And in the event you're wondering what happens when the "equity only" put call ratio declines to an extremely bullish level, check out the market's reaction in 2007 when the 5 day moving average of the "equity only" put call ratio hit its two lowest levels:
Clearly, the market has a renewed sense of bullishness as we've entered spring. The season has changed and so has the game. There's a reason the market is so resilient. The economy hasn't magically improved. We've simply run out of sellers.
STORM ON THE HORIZONby Richard Rhodes | The Rhodes Report
The intermediate-term broader market technical condition is improving; however, we believe that this "improvement" is nothing more than a respite before the larger storm develops. First, letâs note that the Wilshire 5000 has broken its bull market trendline off its 2003-2006 lows, and remains on the defensive below its 70-week moving average. Secondly, a countertrend improvement has developed from the longer-term 200-week moving average, which did indeed provide support back in 2004 in tandem with the 70-week moving average. We would posit - and perhaps it is too early to do so, but we certainly want to keep all options on the table - that the current improvement is nothing more than a "right shoulder" forming of a larger "head & shoulders" topping pattern. Obviously overhead resistance at the 2007 previous low at 14,100 and the 70-week moving average at 14600 must prove its merit with lower prices - and break below neckline support. If this is the case, then we could very well see prices falter sharply as low as 10,000.
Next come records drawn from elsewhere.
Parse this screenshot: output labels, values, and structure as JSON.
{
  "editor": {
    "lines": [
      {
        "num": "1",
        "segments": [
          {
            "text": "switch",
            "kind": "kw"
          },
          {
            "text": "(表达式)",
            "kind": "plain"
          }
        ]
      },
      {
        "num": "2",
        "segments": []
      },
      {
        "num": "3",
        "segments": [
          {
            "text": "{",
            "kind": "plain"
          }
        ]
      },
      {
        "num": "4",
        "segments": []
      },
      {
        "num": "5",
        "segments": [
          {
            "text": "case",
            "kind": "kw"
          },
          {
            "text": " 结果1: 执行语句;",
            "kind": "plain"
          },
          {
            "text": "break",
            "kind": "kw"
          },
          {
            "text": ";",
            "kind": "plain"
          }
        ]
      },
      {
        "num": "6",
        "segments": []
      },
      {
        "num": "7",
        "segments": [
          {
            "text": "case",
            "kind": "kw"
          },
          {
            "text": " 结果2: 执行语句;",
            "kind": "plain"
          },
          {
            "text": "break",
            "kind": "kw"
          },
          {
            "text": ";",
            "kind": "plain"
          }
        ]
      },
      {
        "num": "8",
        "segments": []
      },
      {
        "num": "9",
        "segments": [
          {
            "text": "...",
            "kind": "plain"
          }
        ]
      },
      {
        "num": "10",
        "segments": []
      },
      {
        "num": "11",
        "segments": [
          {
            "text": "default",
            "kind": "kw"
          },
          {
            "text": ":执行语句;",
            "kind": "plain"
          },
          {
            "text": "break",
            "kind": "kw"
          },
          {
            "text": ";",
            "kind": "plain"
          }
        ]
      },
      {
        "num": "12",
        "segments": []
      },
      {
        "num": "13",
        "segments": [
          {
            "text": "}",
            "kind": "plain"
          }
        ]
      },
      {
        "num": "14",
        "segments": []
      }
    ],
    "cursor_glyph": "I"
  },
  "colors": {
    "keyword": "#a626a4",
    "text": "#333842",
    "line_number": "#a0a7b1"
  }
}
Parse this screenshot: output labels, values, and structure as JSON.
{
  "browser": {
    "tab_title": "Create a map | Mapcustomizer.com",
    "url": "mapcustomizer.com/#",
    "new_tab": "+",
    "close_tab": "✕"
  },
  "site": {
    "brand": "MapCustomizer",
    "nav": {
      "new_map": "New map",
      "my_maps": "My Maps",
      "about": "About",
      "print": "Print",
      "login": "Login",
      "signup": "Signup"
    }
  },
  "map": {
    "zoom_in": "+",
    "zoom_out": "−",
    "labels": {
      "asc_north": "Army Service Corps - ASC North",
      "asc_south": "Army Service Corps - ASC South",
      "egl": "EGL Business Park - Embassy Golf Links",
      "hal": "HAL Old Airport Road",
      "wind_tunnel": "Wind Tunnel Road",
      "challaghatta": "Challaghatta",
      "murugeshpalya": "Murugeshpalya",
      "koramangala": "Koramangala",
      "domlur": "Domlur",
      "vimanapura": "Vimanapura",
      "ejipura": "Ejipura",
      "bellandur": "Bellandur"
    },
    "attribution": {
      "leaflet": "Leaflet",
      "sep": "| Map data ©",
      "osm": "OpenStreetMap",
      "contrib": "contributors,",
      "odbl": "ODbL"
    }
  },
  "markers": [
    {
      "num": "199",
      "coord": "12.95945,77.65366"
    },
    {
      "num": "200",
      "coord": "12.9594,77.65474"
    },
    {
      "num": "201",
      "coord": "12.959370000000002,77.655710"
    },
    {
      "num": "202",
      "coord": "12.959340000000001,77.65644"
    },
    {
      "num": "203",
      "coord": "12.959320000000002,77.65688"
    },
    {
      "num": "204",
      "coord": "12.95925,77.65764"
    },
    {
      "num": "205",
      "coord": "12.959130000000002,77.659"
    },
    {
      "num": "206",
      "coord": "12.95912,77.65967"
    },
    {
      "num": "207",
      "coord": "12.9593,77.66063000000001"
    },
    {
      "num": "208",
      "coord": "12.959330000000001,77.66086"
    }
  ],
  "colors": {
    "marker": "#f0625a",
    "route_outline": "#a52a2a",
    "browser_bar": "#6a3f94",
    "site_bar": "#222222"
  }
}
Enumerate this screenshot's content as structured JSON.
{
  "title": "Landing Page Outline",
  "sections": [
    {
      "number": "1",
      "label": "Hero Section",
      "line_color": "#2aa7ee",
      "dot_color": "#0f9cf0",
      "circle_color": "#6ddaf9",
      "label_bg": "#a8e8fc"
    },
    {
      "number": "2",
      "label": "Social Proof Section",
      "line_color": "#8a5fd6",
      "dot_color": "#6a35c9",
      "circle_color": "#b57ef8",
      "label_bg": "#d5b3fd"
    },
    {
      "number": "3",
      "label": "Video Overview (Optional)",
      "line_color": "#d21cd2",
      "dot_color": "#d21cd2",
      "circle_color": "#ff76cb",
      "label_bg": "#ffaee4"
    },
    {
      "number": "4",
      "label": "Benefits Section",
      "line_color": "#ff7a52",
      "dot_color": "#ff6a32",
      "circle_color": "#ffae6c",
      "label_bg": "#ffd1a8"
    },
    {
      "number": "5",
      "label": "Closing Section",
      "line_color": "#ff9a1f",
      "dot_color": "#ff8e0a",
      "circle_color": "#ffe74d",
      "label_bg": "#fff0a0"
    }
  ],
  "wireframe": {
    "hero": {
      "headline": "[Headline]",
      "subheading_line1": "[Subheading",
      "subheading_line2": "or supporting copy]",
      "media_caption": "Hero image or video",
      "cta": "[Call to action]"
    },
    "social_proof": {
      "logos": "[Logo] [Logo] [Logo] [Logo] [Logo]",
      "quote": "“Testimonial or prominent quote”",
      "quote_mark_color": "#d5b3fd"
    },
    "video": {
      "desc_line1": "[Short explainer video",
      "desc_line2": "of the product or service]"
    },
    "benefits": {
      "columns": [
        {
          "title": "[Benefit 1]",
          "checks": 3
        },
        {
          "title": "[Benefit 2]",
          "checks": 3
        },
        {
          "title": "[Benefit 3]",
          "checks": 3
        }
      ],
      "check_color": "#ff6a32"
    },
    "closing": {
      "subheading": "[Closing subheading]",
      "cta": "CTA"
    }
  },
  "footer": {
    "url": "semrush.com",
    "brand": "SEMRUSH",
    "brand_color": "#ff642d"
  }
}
Certainly one must be concerned with the credit crisis/contagion to be sure, for it is the "great unwinding" that took years to put in place - and we would be rather naÃ¯ve to believe that it is to be solved in a matter of 6-8 months. If this bear market is over, then it would be the second shallowest on record - and given the largest debt bubble in history is unwinding - then we remain very skeptical the decline is over. Moreover, unprecedented stresses in the money markets have developed this past week; stresses which the stock market is ignoring at is own peril. This is our roadmap; we short sellers of rallies.